UPDATE 4/8/11 4:00 p.m. -- The strike was called off Friday afternoon.
The International Longshoremen's Association is threatening to strike in the Port of New York and New Jersey on Monday in a dispute over a new contract's language covering repairs of intermodal chassis.
The ILA obtained a demonstration permit from the port authority, and two union locals representing maintenance and repair workers are prepared to strike if the dispute isn't settled, said Harold Daggett, the ILA's executive vice president and head of Local 1804-1. Daggett is expected to become the ILA's next president in July.
A strike by the M&R locals would idle the port if longshoremen covered by a separate contract with the New York Shipping Association refuse to cross the picket lines.
The dispute between Locals 1804-1 and 1814 and the Metropolitan Marine Maintenance Contractors Association has been simmering since the end of last year, when the locals and the Metro association agreed to a contract extension through 2012.
Daggett said the Metro association has refused to sign off on a contract provision he said allows the ILA to inspect chassis provided by truckers not covered by the union contract, and to refuse to load containers on chassis that aren't roadworthy.
"They agreed to it and we all initialed it when we negotiated the contract. Now they're trying to back out of it," Daggett said. "We gave them 30 days and we've waited long enough. If they don't type it up and sign it and send it over, we'll be on strike Monday."
J. Randolph Brown, president of the Metro association, could not be reached immediately for comment. Metro directors were reported to be meeting Thursday afternoon to discuss the situation.
Daggett said the disputed clause says: "In order to comply with new federal regulations and moral obligations and public safety, all equipment (containers and chassis) must be inspected at the terminal depots to ensure all equipment is safe and roadworthy before being released."
He contends the new language puts in writing what the ILA has been doing for the last three or four years. "When a driver brings in his own chassis, we give it a fast inspection. If we see bald tires or brakes not working, we tell the guy we're not putting a box on the chassis," he said. "We're not letting anything off the pier that could kill somebody when it gets on the road."
Trucker-owned chassis account for only a small percentage of chassis moving through terminal gates in New York-New Jersey. Most truckers use chassis provided by ship lines or by leasing companies that use ILA labor for maintenance and repairs.
If the ILA goes on strike next week, it would be the union's second work stoppage at the port in seven months. Last September the ILA closed the port for two days when dockworkers refused to cross picket lines of Philadelphia ILA members protesting the shift of work to a non-ILA terminal.

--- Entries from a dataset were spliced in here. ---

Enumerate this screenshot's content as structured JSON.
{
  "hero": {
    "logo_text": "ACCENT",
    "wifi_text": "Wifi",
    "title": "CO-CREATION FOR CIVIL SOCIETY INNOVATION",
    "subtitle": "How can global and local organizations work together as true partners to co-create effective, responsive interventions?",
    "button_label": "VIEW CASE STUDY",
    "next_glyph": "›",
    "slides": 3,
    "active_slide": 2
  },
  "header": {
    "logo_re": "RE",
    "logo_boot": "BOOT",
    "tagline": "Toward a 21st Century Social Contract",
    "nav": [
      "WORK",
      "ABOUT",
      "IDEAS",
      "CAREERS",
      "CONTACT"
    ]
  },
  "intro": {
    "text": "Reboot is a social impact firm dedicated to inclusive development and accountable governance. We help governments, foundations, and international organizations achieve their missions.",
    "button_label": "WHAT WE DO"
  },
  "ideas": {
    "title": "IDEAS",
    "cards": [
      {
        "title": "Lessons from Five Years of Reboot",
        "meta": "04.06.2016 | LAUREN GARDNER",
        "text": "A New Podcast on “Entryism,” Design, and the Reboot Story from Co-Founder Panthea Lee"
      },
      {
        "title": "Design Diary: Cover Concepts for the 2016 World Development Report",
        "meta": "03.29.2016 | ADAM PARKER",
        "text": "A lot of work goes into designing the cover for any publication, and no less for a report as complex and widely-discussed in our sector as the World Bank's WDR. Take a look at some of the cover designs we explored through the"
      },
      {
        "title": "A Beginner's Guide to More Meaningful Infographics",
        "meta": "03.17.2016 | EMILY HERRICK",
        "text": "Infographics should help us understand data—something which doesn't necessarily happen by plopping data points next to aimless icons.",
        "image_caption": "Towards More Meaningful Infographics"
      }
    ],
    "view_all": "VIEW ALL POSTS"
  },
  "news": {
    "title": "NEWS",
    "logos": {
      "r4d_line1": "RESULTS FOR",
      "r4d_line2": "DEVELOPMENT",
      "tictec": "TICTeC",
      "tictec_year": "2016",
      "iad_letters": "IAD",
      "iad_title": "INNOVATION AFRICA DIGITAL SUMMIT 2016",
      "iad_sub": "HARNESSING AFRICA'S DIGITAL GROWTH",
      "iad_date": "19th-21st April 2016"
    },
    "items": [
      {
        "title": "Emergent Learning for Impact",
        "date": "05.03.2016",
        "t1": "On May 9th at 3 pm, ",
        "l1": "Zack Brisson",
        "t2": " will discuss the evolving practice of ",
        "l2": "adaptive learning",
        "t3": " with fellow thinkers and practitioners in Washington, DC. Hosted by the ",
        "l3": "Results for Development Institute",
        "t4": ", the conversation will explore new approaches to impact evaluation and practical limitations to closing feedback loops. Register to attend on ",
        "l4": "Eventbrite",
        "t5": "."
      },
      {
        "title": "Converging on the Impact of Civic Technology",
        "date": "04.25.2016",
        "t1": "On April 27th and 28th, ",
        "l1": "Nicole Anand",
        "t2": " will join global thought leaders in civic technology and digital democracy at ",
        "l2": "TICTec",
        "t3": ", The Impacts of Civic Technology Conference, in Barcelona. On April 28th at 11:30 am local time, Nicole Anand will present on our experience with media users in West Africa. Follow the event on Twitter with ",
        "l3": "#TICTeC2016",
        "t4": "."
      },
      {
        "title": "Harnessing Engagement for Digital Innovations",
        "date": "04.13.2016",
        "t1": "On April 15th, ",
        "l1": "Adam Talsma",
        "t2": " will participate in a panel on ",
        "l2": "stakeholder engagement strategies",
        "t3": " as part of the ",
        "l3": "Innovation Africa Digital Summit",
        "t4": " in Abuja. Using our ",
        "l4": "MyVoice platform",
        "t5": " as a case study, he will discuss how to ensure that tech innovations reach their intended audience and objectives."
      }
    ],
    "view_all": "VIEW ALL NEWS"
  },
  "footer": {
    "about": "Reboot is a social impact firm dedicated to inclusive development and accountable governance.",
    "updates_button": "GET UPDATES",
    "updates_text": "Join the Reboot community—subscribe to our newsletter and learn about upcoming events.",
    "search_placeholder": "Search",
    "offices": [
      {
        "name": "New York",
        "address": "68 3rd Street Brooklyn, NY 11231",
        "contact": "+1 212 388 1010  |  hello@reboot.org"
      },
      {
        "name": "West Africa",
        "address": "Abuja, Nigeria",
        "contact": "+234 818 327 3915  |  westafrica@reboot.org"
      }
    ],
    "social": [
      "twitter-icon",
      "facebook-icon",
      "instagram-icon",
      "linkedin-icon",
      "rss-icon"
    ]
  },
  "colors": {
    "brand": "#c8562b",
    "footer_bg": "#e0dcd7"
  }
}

Carriers and terminals in the New York Shipping Association claimed that work stoppage was an illegal strike, and sued the union for several million dollars in damages. The case is pending in U.S. District Court in Newark.